|Creator||York, John G., 1914-1980|
|Title:||John G. York Drawings and records, South Texas and Oklahoma|
|Abstract||York (1914-1980) was a modernist architect who practiced in the Rio Grande Valley of Texas. Born in Gainesville, Ala.; graduated from the University of Texas (1940); worked with a number of architects during the next 20 years, including Olin G. Boese, G. Meredith Musick, James Roger Musick, Walter C. Bowman, and Bartlett Cocke; appointed to the faculty (1960) and became dean of the School of Architecture at the University of Oklahoma; was a frequent recipient of design awards from the Texas Society of Architects; died in Norman, Okla. Includes 1,000 architectural drawings and .33 linear feet of manuscript material (1940-1977), documenting York’s work as a solo architect in Texas and his continuing career as an architect while teaching at the University of Oklahoma.|
|Identification:||YORK Accession number(s): 1985015|
|Quantity:||1,000 drawings, .33 linear feet of archival material|
Biographical Sketch of John Garth York
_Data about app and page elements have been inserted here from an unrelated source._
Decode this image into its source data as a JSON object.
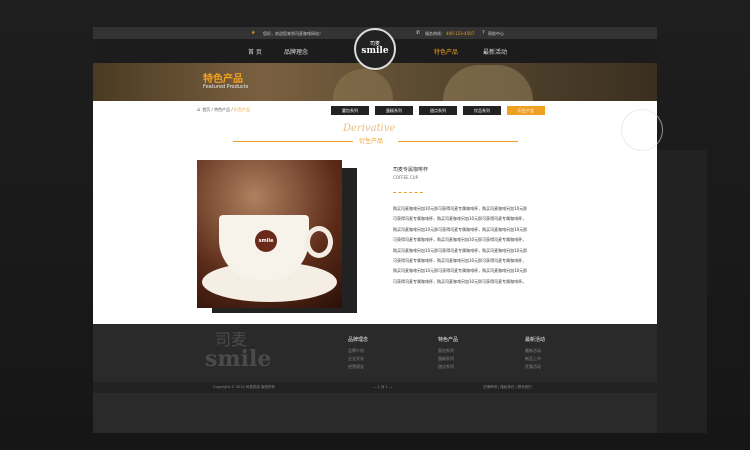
{
  "topbar": {
    "welcome": "您好，欢迎您来到司麦咖啡网站！",
    "phone_label": "服务热线：",
    "phone": "400-123-4567",
    "help": "帮助中心"
  },
  "nav": {
    "items": [
      {
        "label": "首 页"
      },
      {
        "label": "品牌理念"
      },
      {
        "label": "特色产品"
      },
      {
        "label": "最新活动"
      }
    ],
    "logo_cn": "司麦",
    "logo_en": "smile"
  },
  "banner": {
    "title": "特色产品",
    "subtitle": "Featured Products"
  },
  "breadcrumb": {
    "home": "首页",
    "level1": "特色产品",
    "current": "衍生产品"
  },
  "tabs": [
    {
      "label": "圆包系列"
    },
    {
      "label": "蛋糕系列"
    },
    {
      "label": "甜点系列"
    },
    {
      "label": "饮品系列"
    },
    {
      "label": "衍生产品"
    }
  ],
  "section": {
    "title_en": "Derivative",
    "title_cn": "衍生产品"
  },
  "product": {
    "name": "司麦专属咖啡杯",
    "name_en": "COFFEE CUP",
    "cup_logo": "smile",
    "description": [
      "购买司麦咖啡另加10元即可获得司麦专属咖啡杯，购买司麦咖啡另加10元即",
      "可获得司麦专属咖啡杯，购买司麦咖啡另加10元即可获得司麦专属咖啡杯，",
      "购买司麦咖啡另加10元即可获得司麦专属咖啡杯，购买司麦咖啡另加10元即",
      "可获得司麦专属咖啡杯，购买司麦咖啡另加10元即可获得司麦专属咖啡杯，",
      "购买司麦咖啡另加10元即可获得司麦专属咖啡杯，购买司麦咖啡另加10元即",
      "可获得司麦专属咖啡杯，购买司麦咖啡另加10元即可获得司麦专属咖啡杯，",
      "购买司麦咖啡另加10元即可获得司麦专属咖啡杯，购买司麦咖啡另加10元即",
      "可获得司麦专属咖啡杯，购买司麦咖啡另加10元即可获得司麦专属咖啡杯。"
    ]
  },
  "footer": {
    "watermark_cn": "司麦",
    "watermark_en": "smile",
    "columns": [
      {
        "head": "品牌理念",
        "links": [
          "品牌介绍",
          "企业文化",
          "经营理念"
        ]
      },
      {
        "head": "特色产品",
        "links": [
          "面包系列",
          "蛋糕系列",
          "甜点系列"
        ]
      },
      {
        "head": "最新活动",
        "links": [
          "最新活动",
          "新品上市",
          "优惠活动"
        ]
      }
    ]
  },
  "copyright": {
    "left": "Copyright © 2015 司麦烘焙 版权所有",
    "center": "— 1 页 1 —",
    "right": "法律声明 | 隐私条约 | 联系我们"
  },
  "colors": {
    "accent": "#f0a020"
  }
}
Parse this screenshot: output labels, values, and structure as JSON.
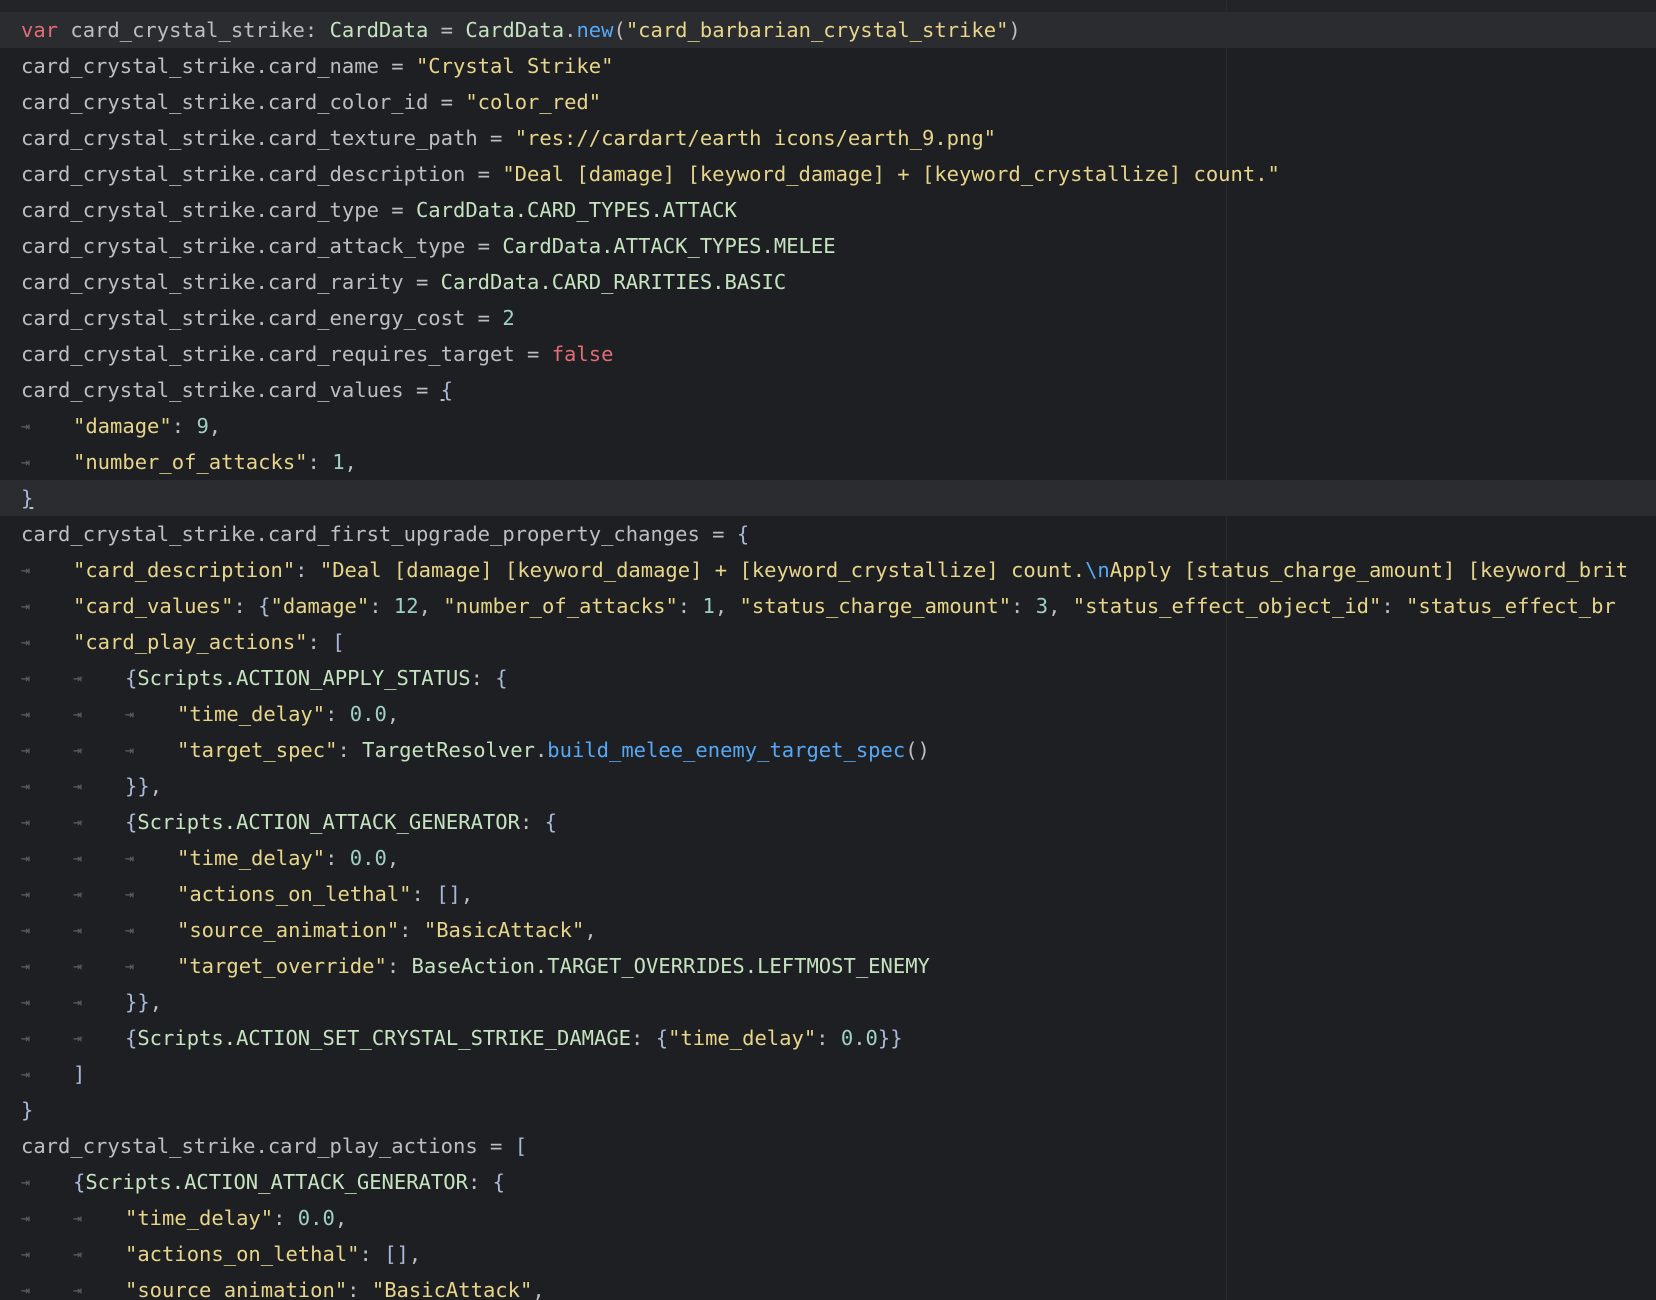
{
  "theme": {
    "background": "#1e1f22",
    "keyword": "#e06c75",
    "string": "#e6d58a",
    "number": "#9fd0c8",
    "function": "#56a8f5",
    "text": "#bcbec4"
  },
  "code": {
    "lines": [
      {
        "indent": 0,
        "highlighted": true,
        "tokens": [
          {
            "t": "var",
            "c": "k"
          },
          {
            "t": " card_crystal_strike: ",
            "c": "p"
          },
          {
            "t": "CardData",
            "c": "t"
          },
          {
            "t": " = ",
            "c": "p"
          },
          {
            "t": "CardData",
            "c": "t"
          },
          {
            "t": ".",
            "c": "p"
          },
          {
            "t": "new",
            "c": "f"
          },
          {
            "t": "(",
            "c": "p"
          },
          {
            "t": "\"card_barbarian_crystal_strike\"",
            "c": "s"
          },
          {
            "t": ")",
            "c": "p"
          }
        ]
      },
      {
        "indent": 0,
        "tokens": [
          {
            "t": "card_crystal_strike.card_name = ",
            "c": "p"
          },
          {
            "t": "\"Crystal Strike\"",
            "c": "s"
          }
        ]
      },
      {
        "indent": 0,
        "tokens": [
          {
            "t": "card_crystal_strike.card_color_id = ",
            "c": "p"
          },
          {
            "t": "\"color_red\"",
            "c": "s"
          }
        ]
      },
      {
        "indent": 0,
        "tokens": [
          {
            "t": "card_crystal_strike.card_texture_path = ",
            "c": "p"
          },
          {
            "t": "\"res://cardart/earth icons/earth_9.png\"",
            "c": "s"
          }
        ]
      },
      {
        "indent": 0,
        "tokens": [
          {
            "t": "card_crystal_strike.card_description = ",
            "c": "p"
          },
          {
            "t": "\"Deal [damage] [keyword_damage] + [keyword_crystallize] count.\"",
            "c": "s"
          }
        ]
      },
      {
        "indent": 0,
        "tokens": [
          {
            "t": "card_crystal_strike.card_type = ",
            "c": "p"
          },
          {
            "t": "CardData.CARD_TYPES.ATTACK",
            "c": "t"
          }
        ]
      },
      {
        "indent": 0,
        "tokens": [
          {
            "t": "card_crystal_strike.card_attack_type = ",
            "c": "p"
          },
          {
            "t": "CardData.ATTACK_TYPES.MELEE",
            "c": "t"
          }
        ]
      },
      {
        "indent": 0,
        "tokens": [
          {
            "t": "card_crystal_strike.card_rarity = ",
            "c": "p"
          },
          {
            "t": "CardData.CARD_RARITIES.BASIC",
            "c": "t"
          }
        ]
      },
      {
        "indent": 0,
        "tokens": [
          {
            "t": "card_crystal_strike.card_energy_cost = ",
            "c": "p"
          },
          {
            "t": "2",
            "c": "n"
          }
        ]
      },
      {
        "indent": 0,
        "tokens": [
          {
            "t": "card_crystal_strike.card_requires_target = ",
            "c": "p"
          },
          {
            "t": "false",
            "c": "k"
          }
        ]
      },
      {
        "indent": 0,
        "tokens": [
          {
            "t": "card_crystal_strike.card_values = ",
            "c": "p"
          },
          {
            "t": "{",
            "c": "br",
            "u": true
          }
        ]
      },
      {
        "indent": 1,
        "tokens": [
          {
            "t": "\"damage\"",
            "c": "s"
          },
          {
            "t": ": ",
            "c": "p"
          },
          {
            "t": "9",
            "c": "n"
          },
          {
            "t": ",",
            "c": "p"
          }
        ]
      },
      {
        "indent": 1,
        "tokens": [
          {
            "t": "\"number_of_attacks\"",
            "c": "s"
          },
          {
            "t": ": ",
            "c": "p"
          },
          {
            "t": "1",
            "c": "n"
          },
          {
            "t": ",",
            "c": "p"
          }
        ]
      },
      {
        "indent": 0,
        "highlighted": true,
        "tokens": [
          {
            "t": "}",
            "c": "br",
            "u": true
          }
        ]
      },
      {
        "indent": 0,
        "tokens": [
          {
            "t": "card_crystal_strike.card_first_upgrade_property_changes = ",
            "c": "p"
          },
          {
            "t": "{",
            "c": "br"
          }
        ]
      },
      {
        "indent": 1,
        "tokens": [
          {
            "t": "\"card_description\"",
            "c": "s"
          },
          {
            "t": ": ",
            "c": "p"
          },
          {
            "t": "\"Deal [damage] [keyword_damage] + [keyword_crystallize] count.",
            "c": "s"
          },
          {
            "t": "\\n",
            "c": "e"
          },
          {
            "t": "Apply [status_charge_amount] [keyword_brit",
            "c": "s"
          }
        ]
      },
      {
        "indent": 1,
        "tokens": [
          {
            "t": "\"card_values\"",
            "c": "s"
          },
          {
            "t": ": ",
            "c": "p"
          },
          {
            "t": "{",
            "c": "br"
          },
          {
            "t": "\"damage\"",
            "c": "s"
          },
          {
            "t": ": ",
            "c": "p"
          },
          {
            "t": "12",
            "c": "n"
          },
          {
            "t": ", ",
            "c": "p"
          },
          {
            "t": "\"number_of_attacks\"",
            "c": "s"
          },
          {
            "t": ": ",
            "c": "p"
          },
          {
            "t": "1",
            "c": "n"
          },
          {
            "t": ", ",
            "c": "p"
          },
          {
            "t": "\"status_charge_amount\"",
            "c": "s"
          },
          {
            "t": ": ",
            "c": "p"
          },
          {
            "t": "3",
            "c": "n"
          },
          {
            "t": ", ",
            "c": "p"
          },
          {
            "t": "\"status_effect_object_id\"",
            "c": "s"
          },
          {
            "t": ": ",
            "c": "p"
          },
          {
            "t": "\"status_effect_br",
            "c": "s"
          }
        ]
      },
      {
        "indent": 1,
        "tokens": [
          {
            "t": "\"card_play_actions\"",
            "c": "s"
          },
          {
            "t": ": ",
            "c": "p"
          },
          {
            "t": "[",
            "c": "br"
          }
        ]
      },
      {
        "indent": 2,
        "tokens": [
          {
            "t": "{",
            "c": "br"
          },
          {
            "t": "Scripts.ACTION_APPLY_STATUS",
            "c": "t"
          },
          {
            "t": ": ",
            "c": "p"
          },
          {
            "t": "{",
            "c": "br"
          }
        ]
      },
      {
        "indent": 3,
        "tokens": [
          {
            "t": "\"time_delay\"",
            "c": "s"
          },
          {
            "t": ": ",
            "c": "p"
          },
          {
            "t": "0.0",
            "c": "n"
          },
          {
            "t": ",",
            "c": "p"
          }
        ]
      },
      {
        "indent": 3,
        "tokens": [
          {
            "t": "\"target_spec\"",
            "c": "s"
          },
          {
            "t": ": ",
            "c": "p"
          },
          {
            "t": "TargetResolver",
            "c": "t"
          },
          {
            "t": ".",
            "c": "p"
          },
          {
            "t": "build_melee_enemy_target_spec",
            "c": "f"
          },
          {
            "t": "()",
            "c": "p"
          }
        ]
      },
      {
        "indent": 2,
        "tokens": [
          {
            "t": "}}",
            "c": "br"
          },
          {
            "t": ",",
            "c": "p"
          }
        ]
      },
      {
        "indent": 2,
        "tokens": [
          {
            "t": "{",
            "c": "br"
          },
          {
            "t": "Scripts.ACTION_ATTACK_GENERATOR",
            "c": "t"
          },
          {
            "t": ": ",
            "c": "p"
          },
          {
            "t": "{",
            "c": "br"
          }
        ]
      },
      {
        "indent": 3,
        "tokens": [
          {
            "t": "\"time_delay\"",
            "c": "s"
          },
          {
            "t": ": ",
            "c": "p"
          },
          {
            "t": "0.0",
            "c": "n"
          },
          {
            "t": ",",
            "c": "p"
          }
        ]
      },
      {
        "indent": 3,
        "tokens": [
          {
            "t": "\"actions_on_lethal\"",
            "c": "s"
          },
          {
            "t": ": ",
            "c": "p"
          },
          {
            "t": "[]",
            "c": "br"
          },
          {
            "t": ",",
            "c": "p"
          }
        ]
      },
      {
        "indent": 3,
        "tokens": [
          {
            "t": "\"source_animation\"",
            "c": "s"
          },
          {
            "t": ": ",
            "c": "p"
          },
          {
            "t": "\"BasicAttack\"",
            "c": "s"
          },
          {
            "t": ",",
            "c": "p"
          }
        ]
      },
      {
        "indent": 3,
        "tokens": [
          {
            "t": "\"target_override\"",
            "c": "s"
          },
          {
            "t": ": ",
            "c": "p"
          },
          {
            "t": "BaseAction.TARGET_OVERRIDES.LEFTMOST_ENEMY",
            "c": "t"
          }
        ]
      },
      {
        "indent": 2,
        "tokens": [
          {
            "t": "}}",
            "c": "br"
          },
          {
            "t": ",",
            "c": "p"
          }
        ]
      },
      {
        "indent": 2,
        "tokens": [
          {
            "t": "{",
            "c": "br"
          },
          {
            "t": "Scripts.ACTION_SET_CRYSTAL_STRIKE_DAMAGE",
            "c": "t"
          },
          {
            "t": ": ",
            "c": "p"
          },
          {
            "t": "{",
            "c": "br"
          },
          {
            "t": "\"time_delay\"",
            "c": "s"
          },
          {
            "t": ": ",
            "c": "p"
          },
          {
            "t": "0.0",
            "c": "n"
          },
          {
            "t": "}}",
            "c": "br"
          }
        ]
      },
      {
        "indent": 1,
        "tokens": [
          {
            "t": "]",
            "c": "br"
          }
        ]
      },
      {
        "indent": 0,
        "tokens": [
          {
            "t": "}",
            "c": "br"
          }
        ]
      },
      {
        "indent": 0,
        "tokens": [
          {
            "t": "card_crystal_strike.card_play_actions = ",
            "c": "p"
          },
          {
            "t": "[",
            "c": "br"
          }
        ]
      },
      {
        "indent": 1,
        "tokens": [
          {
            "t": "{",
            "c": "br"
          },
          {
            "t": "Scripts.ACTION_ATTACK_GENERATOR",
            "c": "t"
          },
          {
            "t": ": ",
            "c": "p"
          },
          {
            "t": "{",
            "c": "br"
          }
        ]
      },
      {
        "indent": 2,
        "tokens": [
          {
            "t": "\"time_delay\"",
            "c": "s"
          },
          {
            "t": ": ",
            "c": "p"
          },
          {
            "t": "0.0",
            "c": "n"
          },
          {
            "t": ",",
            "c": "p"
          }
        ]
      },
      {
        "indent": 2,
        "tokens": [
          {
            "t": "\"actions_on_lethal\"",
            "c": "s"
          },
          {
            "t": ": ",
            "c": "p"
          },
          {
            "t": "[]",
            "c": "br"
          },
          {
            "t": ",",
            "c": "p"
          }
        ]
      },
      {
        "indent": 2,
        "tokens": [
          {
            "t": "\"source_animation\"",
            "c": "s"
          },
          {
            "t": ": ",
            "c": "p"
          },
          {
            "t": "\"BasicAttack\"",
            "c": "s"
          },
          {
            "t": ",",
            "c": "p"
          }
        ]
      }
    ]
  }
}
John Garth York, the foremost modernist architect to practice in the lower Rio Grande Valley, was born in Gainesville, Ala. York attended North Texas Agricultural College and the University of Texas, earning in a BS Arch degree in 1940. On graduating he worked for the Texas Parks Board and in the architectural department of the National Youth Administration. York served in the US Air Force between 1943 and 1946. He worked for Olin G. Boese in Fort Worth in 1940 and 1941, and for G. Meredith and James Roger Musick in Denver from 1946 to 1948. In 1948, York moved to Harlingen. There he was associated from 1949 to 1955 with the Harlingen architect Walter C. Bowman and the San Antonio architect Bartlett Cocke in the firm of Cocke, Bowman & York. From 1955 until 1960 he practiced under his own name in Harlingen and Corpus Christi.
York swiftly attracted national attention with the inventive modern buildings that he designed. These responded lyrically to the climatic conditions of the Lower Rio Grande Valley and zestfully displayed their light-weight construction and technologically produced building components. Cocke, Bowman & York’s most publicized buildings included a series of elementary schools in Harlingen and Brownsville, the Lon C. Hill Memorial Library in Harlingen of 1951, the Little Creek Magnolia service station in Harlingen of 1953, and Klee Square in Corpus Christi, an office and retail center dating from 1954. York laid out the Harlingen subdivision of Laurel Park along the Arroyo Colorado, where he designed a number of dramatic modern houses, among them the McKelvey (1948), Ulhorn (1949), and Thise (1950) houses, as well as a celebrated house for his own family (1954). In 1951, the Ulhorn House became the first building in the Lower Rio Grande Valley to win an AIA design award. Cocke, Bowman & York and its work were profiled in the June 1955 issue of Progressive Architecture.
After the dissolution of Cocke, Bowman & York, John York continued to design distinctive modern buildings, notably houses in the Brownsville subdivision of Rio Viejo for Antonio Cisneros and Bernard Whitman (1955), the Fairway Motor Hotel in McAllen (1957), and the Narro-Sanchez Clinic in McAllen (1958). He left Texas in 1960 upon being appointed to the faculty of the School of Architecture at the University of Oklahoma, where he eventually became a professor of architecture and dean. York was married three times; by his second wife, Tacia Catsinas, he had three children. York joined the American Institute of Architects in 1951 and served as president of the Lower Rio Grande Valley Chapter 1953. During the 1950s his firms were frequent recipients of design awards from the Texas Society of Architects. Unfortunately, many of his Texas buildings have suffered from abusive alteration or demolition.
John G. York died in Norman, Okla., on February 7, 1980. His widow, Shirley V. York, deposited his remaining architectural drawings at the Architectural Drawings Collection of the University of Texas at Austin in 1984.
-From “Texas 50.” Texas Architect (Nov./Dec. 1989): p. 81.
hn G. york Repository